But at last, we might do well to consider what Professor Shore proposes as a Third Advent, or Third Coming – the daily coming of Christ into our individual and communal lives with a vision for how we might live in such a way that our lives bear witness to the hope we have for the future and to the justice God will establish for all peoples!

Having experienced this Third Advent, I would like to share with you an example so you too might keep an eye out for the daily coming of Christ into our lives. I was in Syracuse at a Stewardship Conference. I was in a room of about 100 people. In the front was a table of about six deaf persons, with an interpreter signing what was being said and sung. It was beautiful to watch the interpreter doing her best to communicate with her hands what the rest of us were saying and hearing. As we sang hymn 711, Seek Ye First The Kingdom of God, all six of the persons at that table were signing the song. It was extraordinarily beautiful and powerful. Soon I put down my guitar and joined them on the “Alleluias” while my partner Wiley Beveridge kept playing the piano.

Then it happened. One by one everyone in the room began to sign the “Alleluias” along with the people in the front of the room. Our collective signing became a sign of the kingdom breaking in right then and there. We had left our world and entered into their world. Of course, they were in front and facing forward and could not see that. The interpreter motioned for them to turn around and look. The looks on their faces, smiles, tears, looks of being accepted, seeing a roomful of people enter their world for just a few minutes, said it all. The look on their faces was the coming of the Kingdom of Heaven in Christ. We all saw it. We all felt it. We will never forget it.

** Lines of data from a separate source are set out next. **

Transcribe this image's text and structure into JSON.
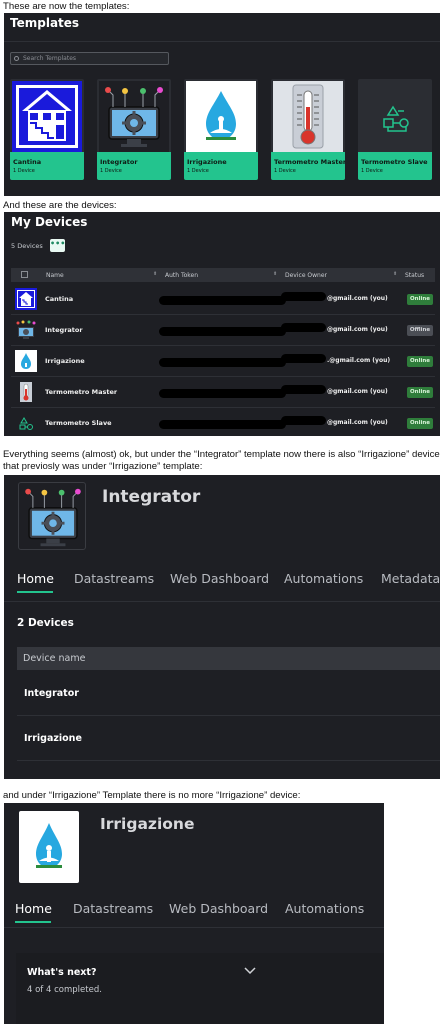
{
  "captions": {
    "c1": "These are now the templates:",
    "c2": "And these are the devices:",
    "c3a": "Everything seems (almost) ok, but under the “Integrator” template now there is also “Irrigazione” device",
    "c3b": "that previosly was under “Irrigazione” template:",
    "c4": "and under “Irrigazione” Template there is no more “Irrigazione” device:"
  },
  "templates_panel": {
    "title": "Templates",
    "search_placeholder": "Search Templates",
    "cards": [
      {
        "name": "Cantina",
        "count": "1 Device"
      },
      {
        "name": "Integrator",
        "count": "1 Device"
      },
      {
        "name": "Irrigazione",
        "count": "1 Device"
      },
      {
        "name": "Termometro Master",
        "count": "1 Device"
      },
      {
        "name": "Termometro Slave",
        "count": "1 Device"
      }
    ]
  },
  "devices_panel": {
    "title": "My Devices",
    "count": "5 Devices",
    "more": "•••",
    "columns": {
      "name": "Name",
      "token": "Auth Token",
      "owner": "Device Owner",
      "status": "Status"
    },
    "rows": [
      {
        "name": "Cantina",
        "owner": "@gmail.com (you)",
        "status": "Online"
      },
      {
        "name": "Integrator",
        "owner": "@gmail.com (you)",
        "status": "Offline"
      },
      {
        "name": "Irrigazione",
        "owner": ".@gmail.com (you)",
        "status": "Online"
      },
      {
        "name": "Termometro Master",
        "owner": "@gmail.com (you)",
        "status": "Online"
      },
      {
        "name": "Termometro Slave",
        "owner": "@gmail.com (you)",
        "status": "Online"
      }
    ]
  },
  "integrator_panel": {
    "title": "Integrator",
    "tabs": [
      "Home",
      "Datastreams",
      "Web Dashboard",
      "Automations",
      "Metadata"
    ],
    "device_count": "2 Devices",
    "column": "Device name",
    "rows": [
      "Integrator",
      "Irrigazione"
    ]
  },
  "irrigazione_panel": {
    "title": "Irrigazione",
    "tabs": [
      "Home",
      "Datastreams",
      "Web Dashboard",
      "Automations"
    ],
    "whats_next": "What's next?",
    "completed": "4 of 4 completed."
  },
  "colors": {
    "accent": "#23c48e",
    "panel_bg": "#1e1f24",
    "online": "#2f7d3b",
    "offline": "#4b4e55"
  }
}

Isaiah offers a vision of what the kingdom will look like – predators and prey all sitting down together, a weaned child near the den of the asp. John the Baptist announces the Kingdom is at hand. It is here every day if we just look at it. It is here in our midst for those who are watching and joining in with those who are announcing it. We are not called to Wait for the kingdom, we are sent to Seek it. Seek ye, first, the Kingdom of God….Allelu, Alleluia! As we take the time to enter into the world of “others,” those who live lives completely differently from ours, the closer the kingdom will look.

This Advent Seek and Watch. It might mean reflecting on the mysterious truths of the incarnation and nature of God as depicted on our Advent frontal with Jesus in the Palm Trees. It might mean watching for signs of the kingdom here and now. It may be as simple as singing and signing Alleluia. For as John says, the kingdom of heaven has come near – it is at hand, here and now. Watch it, seek it, become it. Amen.